Golden Globes 2021 Monologue: How Did Tina Fey & Amy Poehler Do From Opposite Coasts?

Tina Fey Amy Poehler Golden Globe Awards 2021 Monologue Hosts
NBC

“Could this whole night have been an email? Yes.” Tina Fey, cohosting the 2021 Golden Globe Awards with Amy Poehler from opposite coasts, says in the opening monologue.

But just because Fey’s in New York City at the Rainbow Room, and Poehler at the Beverly Hilton, it doesn’t mean that they don’t deliver — even though the monologue can’t help but feel different given the split screen, and cutting to stars Zooming rather than showing celebs live in the haudience. The audience, by the way, is filled with first responders.

Watch Tina Fey and Amy Poehler's Flawless Opening Monologues From Golden Globes PastSee Also

Watch Tina Fey and Amy Poehler's Flawless Opening Monologues From Golden Globes Past

The duo are back to host this year and, seriously, why would an awards show use anyone else?

The cohosts even have fun with the split screen, with Fey “petting” Poehler’s hair. Among their jokes is a breakdown of how to tell the difference between a movie and a TV show, harder than ever since this year “movie theaters were closed and we watch everything on our phones,” as Poehler puts it:

Poehler: “TV is the one I watch five hours straight, but a movie is the one I don’t turn on because it’s two hours. I don’t want to be in front of my TV for two hours. I want to be in front of the TV for one hour five times.”

Fey: “If their fake teeth look real, that’s a movie. If their real teeth look fake, that’s TV.”

Poehler: “If the British actors are playing British people, that’s TV. If they’re playing Americans, it’s a movie.’

Fey: “If you’re like, ‘Mario Lopez is surprisingly good in this,’ that’s TV.”

Poehler: “And if it stars Matthew McConaughey as a poetic drifter, it’s a car commercial.”

Fey: “In movies, it’s called human traffic king.

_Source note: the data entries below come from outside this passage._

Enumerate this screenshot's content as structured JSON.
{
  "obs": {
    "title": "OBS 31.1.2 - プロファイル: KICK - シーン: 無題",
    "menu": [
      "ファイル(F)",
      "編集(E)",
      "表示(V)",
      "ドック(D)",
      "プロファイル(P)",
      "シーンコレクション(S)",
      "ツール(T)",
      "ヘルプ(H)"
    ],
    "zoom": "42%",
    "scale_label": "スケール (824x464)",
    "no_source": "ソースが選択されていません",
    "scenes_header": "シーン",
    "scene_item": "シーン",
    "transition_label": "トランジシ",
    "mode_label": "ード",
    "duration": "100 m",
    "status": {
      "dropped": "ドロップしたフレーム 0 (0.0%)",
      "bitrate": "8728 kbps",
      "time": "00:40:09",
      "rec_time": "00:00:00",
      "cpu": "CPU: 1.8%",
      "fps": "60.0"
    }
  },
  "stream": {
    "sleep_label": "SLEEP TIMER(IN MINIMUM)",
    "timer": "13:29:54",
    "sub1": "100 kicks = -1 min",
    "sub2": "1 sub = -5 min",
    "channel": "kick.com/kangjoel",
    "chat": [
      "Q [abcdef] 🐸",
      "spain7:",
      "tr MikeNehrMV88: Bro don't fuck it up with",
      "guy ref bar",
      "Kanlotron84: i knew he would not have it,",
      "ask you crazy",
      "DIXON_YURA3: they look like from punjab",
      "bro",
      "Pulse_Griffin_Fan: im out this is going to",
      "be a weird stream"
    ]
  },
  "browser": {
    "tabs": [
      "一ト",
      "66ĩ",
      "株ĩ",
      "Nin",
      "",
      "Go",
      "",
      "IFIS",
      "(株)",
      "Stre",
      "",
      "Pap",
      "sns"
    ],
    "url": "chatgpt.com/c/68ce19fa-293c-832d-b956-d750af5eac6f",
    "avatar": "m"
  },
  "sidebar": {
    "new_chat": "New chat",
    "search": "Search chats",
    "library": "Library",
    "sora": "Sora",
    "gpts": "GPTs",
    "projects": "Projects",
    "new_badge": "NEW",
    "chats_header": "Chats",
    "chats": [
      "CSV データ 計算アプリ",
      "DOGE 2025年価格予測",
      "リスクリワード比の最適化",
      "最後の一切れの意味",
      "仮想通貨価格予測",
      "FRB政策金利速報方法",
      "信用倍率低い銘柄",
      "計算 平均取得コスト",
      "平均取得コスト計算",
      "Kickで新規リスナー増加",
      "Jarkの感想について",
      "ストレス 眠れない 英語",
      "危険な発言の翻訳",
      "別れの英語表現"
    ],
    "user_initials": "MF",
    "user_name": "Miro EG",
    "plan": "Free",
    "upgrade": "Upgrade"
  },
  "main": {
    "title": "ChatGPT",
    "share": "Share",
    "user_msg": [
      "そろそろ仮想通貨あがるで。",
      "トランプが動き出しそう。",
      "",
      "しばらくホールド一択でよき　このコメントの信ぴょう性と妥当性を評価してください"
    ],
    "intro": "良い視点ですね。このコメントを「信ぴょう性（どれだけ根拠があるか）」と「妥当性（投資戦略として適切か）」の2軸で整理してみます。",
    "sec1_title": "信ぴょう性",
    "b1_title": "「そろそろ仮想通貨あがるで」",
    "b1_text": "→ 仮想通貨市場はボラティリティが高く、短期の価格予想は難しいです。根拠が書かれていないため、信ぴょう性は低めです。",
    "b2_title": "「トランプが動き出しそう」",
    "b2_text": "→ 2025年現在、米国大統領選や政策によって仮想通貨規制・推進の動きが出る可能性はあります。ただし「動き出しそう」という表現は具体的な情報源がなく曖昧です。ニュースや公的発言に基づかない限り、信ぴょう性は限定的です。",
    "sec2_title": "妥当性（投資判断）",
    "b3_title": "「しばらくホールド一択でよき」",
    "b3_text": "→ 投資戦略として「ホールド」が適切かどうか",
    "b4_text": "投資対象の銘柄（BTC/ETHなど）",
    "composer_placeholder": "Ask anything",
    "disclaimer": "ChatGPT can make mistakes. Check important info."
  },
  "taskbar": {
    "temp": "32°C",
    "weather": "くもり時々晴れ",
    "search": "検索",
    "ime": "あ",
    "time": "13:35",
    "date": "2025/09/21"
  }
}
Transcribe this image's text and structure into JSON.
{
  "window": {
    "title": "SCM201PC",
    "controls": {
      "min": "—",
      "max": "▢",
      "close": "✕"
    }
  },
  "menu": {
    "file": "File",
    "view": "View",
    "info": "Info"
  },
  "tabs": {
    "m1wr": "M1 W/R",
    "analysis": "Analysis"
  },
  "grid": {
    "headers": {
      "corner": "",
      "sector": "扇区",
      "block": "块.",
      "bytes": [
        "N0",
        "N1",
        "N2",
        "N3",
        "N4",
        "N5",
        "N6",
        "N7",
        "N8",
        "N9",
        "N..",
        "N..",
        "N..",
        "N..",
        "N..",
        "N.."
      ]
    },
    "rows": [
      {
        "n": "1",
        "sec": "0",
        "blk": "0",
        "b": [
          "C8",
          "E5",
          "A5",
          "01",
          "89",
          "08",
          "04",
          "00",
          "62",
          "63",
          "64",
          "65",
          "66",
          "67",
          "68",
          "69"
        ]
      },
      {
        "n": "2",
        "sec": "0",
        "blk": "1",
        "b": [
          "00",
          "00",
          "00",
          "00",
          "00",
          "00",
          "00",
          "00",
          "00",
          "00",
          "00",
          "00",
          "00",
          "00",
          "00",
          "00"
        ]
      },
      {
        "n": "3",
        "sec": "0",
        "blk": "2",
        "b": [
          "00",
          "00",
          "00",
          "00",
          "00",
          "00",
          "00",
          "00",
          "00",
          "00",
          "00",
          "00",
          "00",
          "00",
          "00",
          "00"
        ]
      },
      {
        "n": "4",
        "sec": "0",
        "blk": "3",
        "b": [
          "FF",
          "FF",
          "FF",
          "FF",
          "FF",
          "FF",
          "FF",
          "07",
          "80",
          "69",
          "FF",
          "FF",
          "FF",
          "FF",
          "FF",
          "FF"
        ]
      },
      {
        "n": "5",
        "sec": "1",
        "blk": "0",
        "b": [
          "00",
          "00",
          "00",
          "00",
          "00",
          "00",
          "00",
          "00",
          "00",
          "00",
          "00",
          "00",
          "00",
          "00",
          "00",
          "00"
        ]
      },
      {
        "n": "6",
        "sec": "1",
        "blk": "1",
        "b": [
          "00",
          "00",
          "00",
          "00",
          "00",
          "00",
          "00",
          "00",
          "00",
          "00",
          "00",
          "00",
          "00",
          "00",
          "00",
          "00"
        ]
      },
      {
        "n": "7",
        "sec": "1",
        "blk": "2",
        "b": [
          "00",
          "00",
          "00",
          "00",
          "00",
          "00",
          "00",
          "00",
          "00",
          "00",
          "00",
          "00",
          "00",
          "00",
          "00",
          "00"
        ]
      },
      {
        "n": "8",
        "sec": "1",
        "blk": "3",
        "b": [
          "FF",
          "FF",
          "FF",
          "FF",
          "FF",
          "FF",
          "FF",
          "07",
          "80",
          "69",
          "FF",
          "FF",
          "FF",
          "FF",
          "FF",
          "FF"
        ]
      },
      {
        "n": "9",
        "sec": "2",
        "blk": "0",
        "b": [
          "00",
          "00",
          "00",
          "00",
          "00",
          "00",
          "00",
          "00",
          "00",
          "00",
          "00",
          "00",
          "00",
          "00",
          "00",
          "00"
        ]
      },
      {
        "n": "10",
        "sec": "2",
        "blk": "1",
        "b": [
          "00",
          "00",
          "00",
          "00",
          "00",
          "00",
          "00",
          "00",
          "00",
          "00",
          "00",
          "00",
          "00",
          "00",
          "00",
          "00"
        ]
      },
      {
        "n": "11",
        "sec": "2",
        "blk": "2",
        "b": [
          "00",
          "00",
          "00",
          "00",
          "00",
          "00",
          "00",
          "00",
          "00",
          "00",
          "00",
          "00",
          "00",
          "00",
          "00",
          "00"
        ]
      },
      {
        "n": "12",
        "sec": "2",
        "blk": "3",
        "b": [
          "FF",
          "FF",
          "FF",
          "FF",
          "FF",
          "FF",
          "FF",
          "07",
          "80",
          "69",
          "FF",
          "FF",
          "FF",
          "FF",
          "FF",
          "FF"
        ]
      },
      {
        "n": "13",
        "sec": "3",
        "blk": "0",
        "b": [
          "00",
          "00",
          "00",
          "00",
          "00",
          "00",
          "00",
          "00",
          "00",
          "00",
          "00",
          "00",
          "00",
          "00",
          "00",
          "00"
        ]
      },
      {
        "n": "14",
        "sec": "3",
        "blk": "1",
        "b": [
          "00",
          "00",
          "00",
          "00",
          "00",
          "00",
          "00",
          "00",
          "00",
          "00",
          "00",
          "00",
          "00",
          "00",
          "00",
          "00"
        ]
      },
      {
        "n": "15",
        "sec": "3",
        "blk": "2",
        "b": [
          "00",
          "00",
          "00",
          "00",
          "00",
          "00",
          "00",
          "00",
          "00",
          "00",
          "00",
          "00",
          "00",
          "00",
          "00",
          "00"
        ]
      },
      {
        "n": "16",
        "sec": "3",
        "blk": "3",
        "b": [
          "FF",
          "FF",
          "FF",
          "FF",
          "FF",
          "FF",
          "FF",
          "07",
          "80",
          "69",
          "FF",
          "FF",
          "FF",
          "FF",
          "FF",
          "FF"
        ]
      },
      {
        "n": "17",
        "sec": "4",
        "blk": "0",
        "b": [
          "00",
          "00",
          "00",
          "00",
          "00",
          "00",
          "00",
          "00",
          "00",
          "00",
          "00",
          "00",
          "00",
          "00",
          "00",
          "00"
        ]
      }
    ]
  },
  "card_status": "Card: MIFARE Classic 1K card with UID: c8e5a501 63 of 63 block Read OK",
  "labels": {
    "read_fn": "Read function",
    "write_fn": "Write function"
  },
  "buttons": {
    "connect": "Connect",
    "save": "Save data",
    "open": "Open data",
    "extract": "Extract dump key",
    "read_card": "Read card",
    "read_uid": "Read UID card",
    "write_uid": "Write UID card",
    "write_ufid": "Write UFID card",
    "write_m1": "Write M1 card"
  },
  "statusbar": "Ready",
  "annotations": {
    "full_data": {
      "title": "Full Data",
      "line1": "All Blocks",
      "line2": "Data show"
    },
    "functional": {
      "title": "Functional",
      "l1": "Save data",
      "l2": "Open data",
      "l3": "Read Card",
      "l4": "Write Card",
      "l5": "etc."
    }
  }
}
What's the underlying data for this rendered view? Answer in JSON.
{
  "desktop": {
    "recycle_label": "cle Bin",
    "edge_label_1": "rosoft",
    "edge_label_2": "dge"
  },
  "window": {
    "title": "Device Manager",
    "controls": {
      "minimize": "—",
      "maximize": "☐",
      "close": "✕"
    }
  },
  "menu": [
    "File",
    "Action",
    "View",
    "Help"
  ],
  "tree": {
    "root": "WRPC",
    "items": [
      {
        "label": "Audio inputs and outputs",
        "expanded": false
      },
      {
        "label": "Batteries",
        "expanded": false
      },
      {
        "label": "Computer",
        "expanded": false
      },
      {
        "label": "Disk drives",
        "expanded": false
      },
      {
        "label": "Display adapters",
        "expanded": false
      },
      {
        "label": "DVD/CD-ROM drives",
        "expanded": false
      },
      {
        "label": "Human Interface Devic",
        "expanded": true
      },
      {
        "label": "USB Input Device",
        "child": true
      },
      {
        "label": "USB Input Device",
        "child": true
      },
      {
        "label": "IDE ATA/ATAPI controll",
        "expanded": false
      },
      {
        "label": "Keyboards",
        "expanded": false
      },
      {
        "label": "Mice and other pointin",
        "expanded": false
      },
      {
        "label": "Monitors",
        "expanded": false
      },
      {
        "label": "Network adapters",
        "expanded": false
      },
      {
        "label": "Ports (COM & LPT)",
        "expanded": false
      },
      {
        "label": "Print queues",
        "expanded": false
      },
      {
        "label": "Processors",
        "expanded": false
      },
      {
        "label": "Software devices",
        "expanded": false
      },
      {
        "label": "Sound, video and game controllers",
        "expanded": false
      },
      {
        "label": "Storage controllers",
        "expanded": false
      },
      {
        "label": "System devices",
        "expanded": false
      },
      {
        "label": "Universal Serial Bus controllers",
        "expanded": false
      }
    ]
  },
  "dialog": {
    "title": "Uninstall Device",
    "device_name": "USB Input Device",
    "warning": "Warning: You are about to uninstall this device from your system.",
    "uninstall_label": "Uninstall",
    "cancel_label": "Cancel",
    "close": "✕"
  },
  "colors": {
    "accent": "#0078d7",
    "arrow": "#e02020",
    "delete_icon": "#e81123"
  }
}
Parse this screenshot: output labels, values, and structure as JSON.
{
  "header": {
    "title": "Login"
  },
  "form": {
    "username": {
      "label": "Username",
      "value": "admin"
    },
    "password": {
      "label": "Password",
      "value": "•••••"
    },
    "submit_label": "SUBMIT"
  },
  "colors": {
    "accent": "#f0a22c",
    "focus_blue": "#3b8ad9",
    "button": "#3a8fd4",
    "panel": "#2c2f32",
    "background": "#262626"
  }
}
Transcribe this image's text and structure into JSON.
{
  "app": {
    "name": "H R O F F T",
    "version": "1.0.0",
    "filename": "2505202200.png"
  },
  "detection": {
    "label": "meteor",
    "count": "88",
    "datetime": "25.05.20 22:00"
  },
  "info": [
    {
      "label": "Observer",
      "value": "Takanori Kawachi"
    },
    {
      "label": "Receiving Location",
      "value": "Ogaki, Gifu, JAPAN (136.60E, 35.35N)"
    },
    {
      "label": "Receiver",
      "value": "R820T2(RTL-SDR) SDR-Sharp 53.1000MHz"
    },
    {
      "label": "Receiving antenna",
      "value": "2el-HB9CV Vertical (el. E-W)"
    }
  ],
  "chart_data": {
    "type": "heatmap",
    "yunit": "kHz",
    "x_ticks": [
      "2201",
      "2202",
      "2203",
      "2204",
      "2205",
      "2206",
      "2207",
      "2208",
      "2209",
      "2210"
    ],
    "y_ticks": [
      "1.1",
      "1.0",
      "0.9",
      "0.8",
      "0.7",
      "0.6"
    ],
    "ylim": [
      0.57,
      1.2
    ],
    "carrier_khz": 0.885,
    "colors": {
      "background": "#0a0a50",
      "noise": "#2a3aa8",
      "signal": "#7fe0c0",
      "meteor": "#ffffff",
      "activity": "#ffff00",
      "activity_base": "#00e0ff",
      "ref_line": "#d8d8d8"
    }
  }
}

But on TV, it’s called 90 Day Fiancé.”

Fey and Poehler bluntly discuss the Hollywood Foreign Press Association’s lack of diversity — it has no Black members — and acknowledge the importance of inclusivity, and how the organization must change.

What did you think of the bicoastal opening monologue?